Remember, if your course is funded by Student Finance England (or similar bodies in Scotland, Wales and Northern Ireland), the amount of tuition fees you’ll repay will be based on how much you earn, not how much you borrow. UCAS has worked with Student Finance England to publish a useful guide to understand how repaying your student loan works.

How we’re supporting you in your studies in 2020/21

We understand that these are uncertain times, but please be assured that we have a number of measures which can help you either if there has been a specific disadvantage to you as an individual or as part of a group.

Capping has been removed from the regulations for resits and retakes

The University is no longer capping overall module marks for resits and retakes, unless a module mark is already capped.

You can still submit coursework late up to 24 hours after the deadline

But please note that the mark penalty for using the 24 hour window remains. Marks for late coursework submitted in the 24 hour window are reduced to the pass mark (40% in the case of levels 0-3 and 50% for level M).

Assessment support

If you’re struggling with any upcoming assessment deadlines check the assessment support options to find out what help is available to you.

Want some time out from your studies?

If you wish to temporarily suspend your studies, book an appointment with a Student Support Adviser via an Information Point. They can talk you through your options and explain what happens next.

Cohort adverse circumstances

We have a process called cohort adverse circumstances for when a group of students has been particularly affected during an assessment.

Summary of the changes to the academic regulations

If you would like to see how this year’s regulations are different to last year’s please take a look at the table towards the bottom of our alternative academic regulations webpage.

Financial support

If you need some financial support during your studies, we have different funds that you can access.

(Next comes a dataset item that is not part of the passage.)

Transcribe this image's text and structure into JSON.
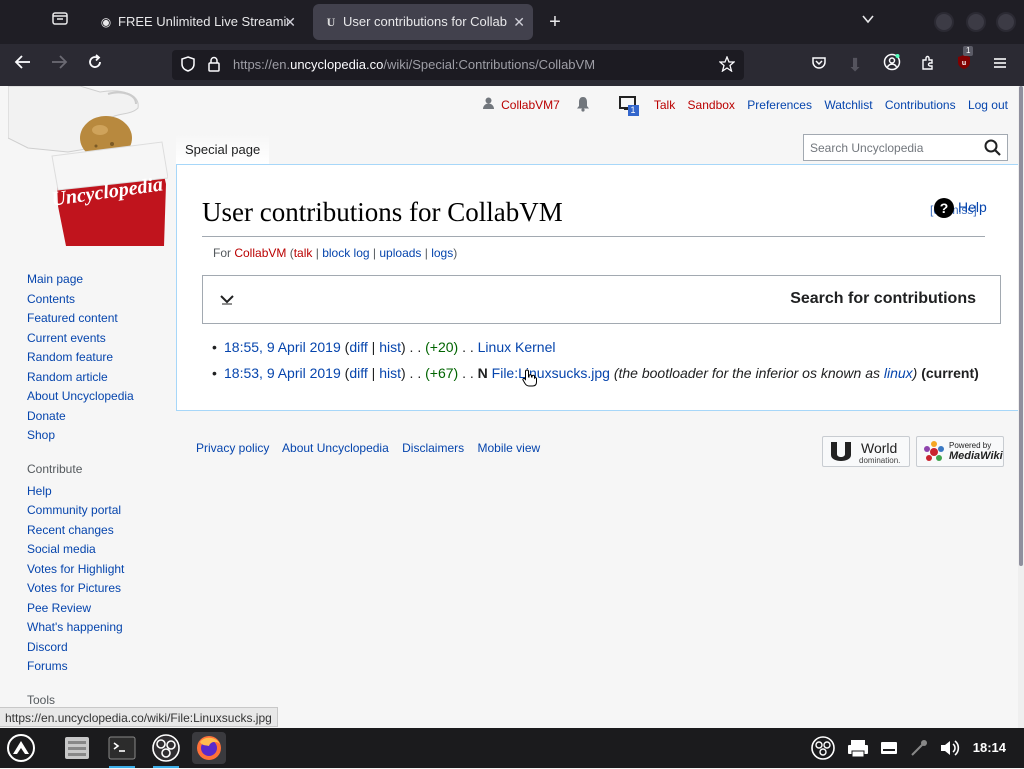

Support over the Christmas Vacation

Our Holiday Closure webpage has been updated to reflected all the support, opening hours and activities that will be taking place during the closure. Please signpost students to this information.